:: Material supplied ::
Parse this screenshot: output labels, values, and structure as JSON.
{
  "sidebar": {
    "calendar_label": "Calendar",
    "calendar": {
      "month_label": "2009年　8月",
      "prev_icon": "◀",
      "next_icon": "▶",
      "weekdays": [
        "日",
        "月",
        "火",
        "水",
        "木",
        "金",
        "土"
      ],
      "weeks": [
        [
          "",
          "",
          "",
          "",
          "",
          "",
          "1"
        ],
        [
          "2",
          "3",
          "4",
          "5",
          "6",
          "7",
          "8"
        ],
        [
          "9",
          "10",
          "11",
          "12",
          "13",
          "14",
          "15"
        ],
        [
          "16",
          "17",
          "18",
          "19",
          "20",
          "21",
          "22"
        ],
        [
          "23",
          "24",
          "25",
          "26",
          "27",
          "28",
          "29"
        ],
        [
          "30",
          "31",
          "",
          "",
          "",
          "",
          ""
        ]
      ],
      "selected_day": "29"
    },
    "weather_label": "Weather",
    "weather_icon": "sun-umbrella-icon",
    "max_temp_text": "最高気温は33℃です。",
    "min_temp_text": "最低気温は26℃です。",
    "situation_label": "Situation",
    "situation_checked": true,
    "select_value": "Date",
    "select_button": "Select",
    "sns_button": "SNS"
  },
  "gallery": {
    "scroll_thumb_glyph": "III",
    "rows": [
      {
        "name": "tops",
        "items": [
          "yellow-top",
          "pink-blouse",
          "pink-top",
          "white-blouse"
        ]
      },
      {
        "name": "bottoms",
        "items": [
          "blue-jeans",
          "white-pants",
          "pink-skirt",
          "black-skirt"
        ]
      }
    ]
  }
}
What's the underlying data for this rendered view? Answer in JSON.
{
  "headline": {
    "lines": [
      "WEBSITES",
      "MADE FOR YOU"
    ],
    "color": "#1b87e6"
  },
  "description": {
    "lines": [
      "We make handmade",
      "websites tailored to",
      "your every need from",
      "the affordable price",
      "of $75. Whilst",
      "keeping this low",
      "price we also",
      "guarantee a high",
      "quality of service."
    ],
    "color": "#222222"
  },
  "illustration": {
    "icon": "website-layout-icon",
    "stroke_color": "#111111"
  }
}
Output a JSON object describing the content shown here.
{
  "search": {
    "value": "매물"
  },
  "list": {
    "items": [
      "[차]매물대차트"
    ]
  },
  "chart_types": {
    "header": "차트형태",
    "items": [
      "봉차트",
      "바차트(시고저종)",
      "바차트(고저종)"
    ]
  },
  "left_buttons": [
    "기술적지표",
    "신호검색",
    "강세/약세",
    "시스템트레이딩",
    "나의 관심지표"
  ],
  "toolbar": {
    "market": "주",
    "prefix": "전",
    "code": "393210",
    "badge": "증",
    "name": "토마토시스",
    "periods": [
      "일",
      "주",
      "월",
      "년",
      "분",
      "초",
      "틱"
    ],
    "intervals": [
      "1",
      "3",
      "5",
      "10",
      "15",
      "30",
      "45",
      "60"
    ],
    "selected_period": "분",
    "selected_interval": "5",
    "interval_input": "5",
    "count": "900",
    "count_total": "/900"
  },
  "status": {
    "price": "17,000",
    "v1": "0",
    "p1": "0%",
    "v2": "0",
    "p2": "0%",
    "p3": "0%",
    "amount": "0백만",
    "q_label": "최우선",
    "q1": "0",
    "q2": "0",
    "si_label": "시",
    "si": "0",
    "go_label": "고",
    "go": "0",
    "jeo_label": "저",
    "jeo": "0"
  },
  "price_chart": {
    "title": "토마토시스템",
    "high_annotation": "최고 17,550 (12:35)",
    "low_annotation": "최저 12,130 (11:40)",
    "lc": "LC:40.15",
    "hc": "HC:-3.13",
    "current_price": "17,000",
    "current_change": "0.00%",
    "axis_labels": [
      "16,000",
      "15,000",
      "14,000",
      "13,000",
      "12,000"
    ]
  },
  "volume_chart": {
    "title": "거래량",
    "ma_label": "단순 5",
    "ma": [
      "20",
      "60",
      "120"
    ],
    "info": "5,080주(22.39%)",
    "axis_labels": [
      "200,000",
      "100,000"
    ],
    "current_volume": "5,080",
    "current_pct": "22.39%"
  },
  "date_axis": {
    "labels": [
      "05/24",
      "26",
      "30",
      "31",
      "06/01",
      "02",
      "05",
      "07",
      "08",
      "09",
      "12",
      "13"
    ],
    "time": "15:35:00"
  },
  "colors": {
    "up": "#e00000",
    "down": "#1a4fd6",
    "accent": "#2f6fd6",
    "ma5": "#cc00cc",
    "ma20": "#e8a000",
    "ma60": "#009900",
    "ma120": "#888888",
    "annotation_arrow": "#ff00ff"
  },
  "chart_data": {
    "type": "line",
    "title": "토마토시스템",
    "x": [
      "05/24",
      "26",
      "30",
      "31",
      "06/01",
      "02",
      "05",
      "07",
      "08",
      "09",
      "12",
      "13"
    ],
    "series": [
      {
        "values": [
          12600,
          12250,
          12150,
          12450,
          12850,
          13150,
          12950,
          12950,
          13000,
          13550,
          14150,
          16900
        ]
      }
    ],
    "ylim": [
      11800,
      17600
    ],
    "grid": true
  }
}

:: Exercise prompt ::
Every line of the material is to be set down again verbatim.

:: Reply ::
Parse this screenshot: output labels, values, and structure as JSON.
{
  "sidebar": {
    "calendar_label": "Calendar",
    "calendar": {
      "month_label": "2009年　8月",
      "prev_icon": "◀",
      "next_icon": "▶",
      "weekdays": [
        "日",
        "月",
        "火",
        "水",
        "木",
        "金",
        "土"
      ],
      "weeks": [
        [
          "",
          "",
          "",
          "",
          "",
          "",
          "1"
        ],
        [
          "2",
          "3",
          "4",
          "5",
          "6",
          "7",
          "8"
        ],
        [
          "9",
          "10",
          "11",
          "12",
          "13",
          "14",
          "15"
        ],
        [
          "16",
          "17",
          "18",
          "19",
          "20",
          "21",
          "22"
        ],
        [
          "23",
          "24",
          "25",
          "26",
          "27",
          "28",
          "29"
        ],
        [
          "30",
          "31",
          "",
          "",
          "",
          "",
          ""
        ]
      ],
      "selected_day": "29"
    },
    "weather_label": "Weather",
    "weather_icon": "sun-umbrella-icon",
    "max_temp_text": "最高気温は33℃です。",
    "min_temp_text": "最低気温は26℃です。",
    "situation_label": "Situation",
    "situation_checked": true,
    "select_value": "Date",
    "select_button": "Select",
    "sns_button": "SNS"
  },
  "gallery": {
    "scroll_thumb_glyph": "III",
    "rows": [
      {
        "name": "tops",
        "items": [
          "yellow-top",
          "pink-blouse",
          "pink-top",
          "white-blouse"
        ]
      },
      {
        "name": "bottoms",
        "items": [
          "blue-jeans",
          "white-pants",
          "pink-skirt",
          "black-skirt"
        ]
      }
    ]
  }
}
What's the underlying data for this rendered view? Answer in JSON.
{
  "headline": {
    "lines": [
      "WEBSITES",
      "MADE FOR YOU"
    ],
    "color": "#1b87e6"
  },
  "description": {
    "lines": [
      "We make handmade",
      "websites tailored to",
      "your every need from",
      "the affordable price",
      "of $75. Whilst",
      "keeping this low",
      "price we also",
      "guarantee a high",
      "quality of service."
    ],
    "color": "#222222"
  },
  "illustration": {
    "icon": "website-layout-icon",
    "stroke_color": "#111111"
  }
}
Output a JSON object describing the content shown here.
{
  "search": {
    "value": "매물"
  },
  "list": {
    "items": [
      "[차]매물대차트"
    ]
  },
  "chart_types": {
    "header": "차트형태",
    "items": [
      "봉차트",
      "바차트(시고저종)",
      "바차트(고저종)"
    ]
  },
  "left_buttons": [
    "기술적지표",
    "신호검색",
    "강세/약세",
    "시스템트레이딩",
    "나의 관심지표"
  ],
  "toolbar": {
    "market": "주",
    "prefix": "전",
    "code": "393210",
    "badge": "증",
    "name": "토마토시스",
    "periods": [
      "일",
      "주",
      "월",
      "년",
      "분",
      "초",
      "틱"
    ],
    "intervals": [
      "1",
      "3",
      "5",
      "10",
      "15",
      "30",
      "45",
      "60"
    ],
    "selected_period": "분",
    "selected_interval": "5",
    "interval_input": "5",
    "count": "900",
    "count_total": "/900"
  },
  "status": {
    "price": "17,000",
    "v1": "0",
    "p1": "0%",
    "v2": "0",
    "p2": "0%",
    "p3": "0%",
    "amount": "0백만",
    "q_label": "최우선",
    "q1": "0",
    "q2": "0",
    "si_label": "시",
    "si": "0",
    "go_label": "고",
    "go": "0",
    "jeo_label": "저",
    "jeo": "0"
  },
  "price_chart": {
    "title": "토마토시스템",
    "high_annotation": "최고 17,550 (12:35)",
    "low_annotation": "최저 12,130 (11:40)",
    "lc": "LC:40.15",
    "hc": "HC:-3.13",
    "current_price": "17,000",
    "current_change": "0.00%",
    "axis_labels": [
      "16,000",
      "15,000",
      "14,000",
      "13,000",
      "12,000"
    ]
  },
  "volume_chart": {
    "title": "거래량",
    "ma_label": "단순 5",
    "ma": [
      "20",
      "60",
      "120"
    ],
    "info": "5,080주(22.39%)",
    "axis_labels": [
      "200,000",
      "100,000"
    ],
    "current_volume": "5,080",
    "current_pct": "22.39%"
  },
  "date_axis": {
    "labels": [
      "05/24",
      "26",
      "30",
      "31",
      "06/01",
      "02",
      "05",
      "07",
      "08",
      "09",
      "12",
      "13"
    ],
    "time": "15:35:00"
  },
  "colors": {
    "up": "#e00000",
    "down": "#1a4fd6",
    "accent": "#2f6fd6",
    "ma5": "#cc00cc",
    "ma20": "#e8a000",
    "ma60": "#009900",
    "ma120": "#888888",
    "annotation_arrow": "#ff00ff"
  },
  "chart_data": {
    "type": "line",
    "title": "토마토시스템",
    "x": [
      "05/24",
      "26",
      "30",
      "31",
      "06/01",
      "02",
      "05",
      "07",
      "08",
      "09",
      "12",
      "13"
    ],
    "series": [
      {
        "values": [
          12600,
          12250,
          12150,
          12450,
          12850,
          13150,
          12950,
          12950,
          13000,
          13550,
          14150,
          16900
        ]
      }
    ],
    "ylim": [
      11800,
      17600
    ],
    "grid": true
  }
}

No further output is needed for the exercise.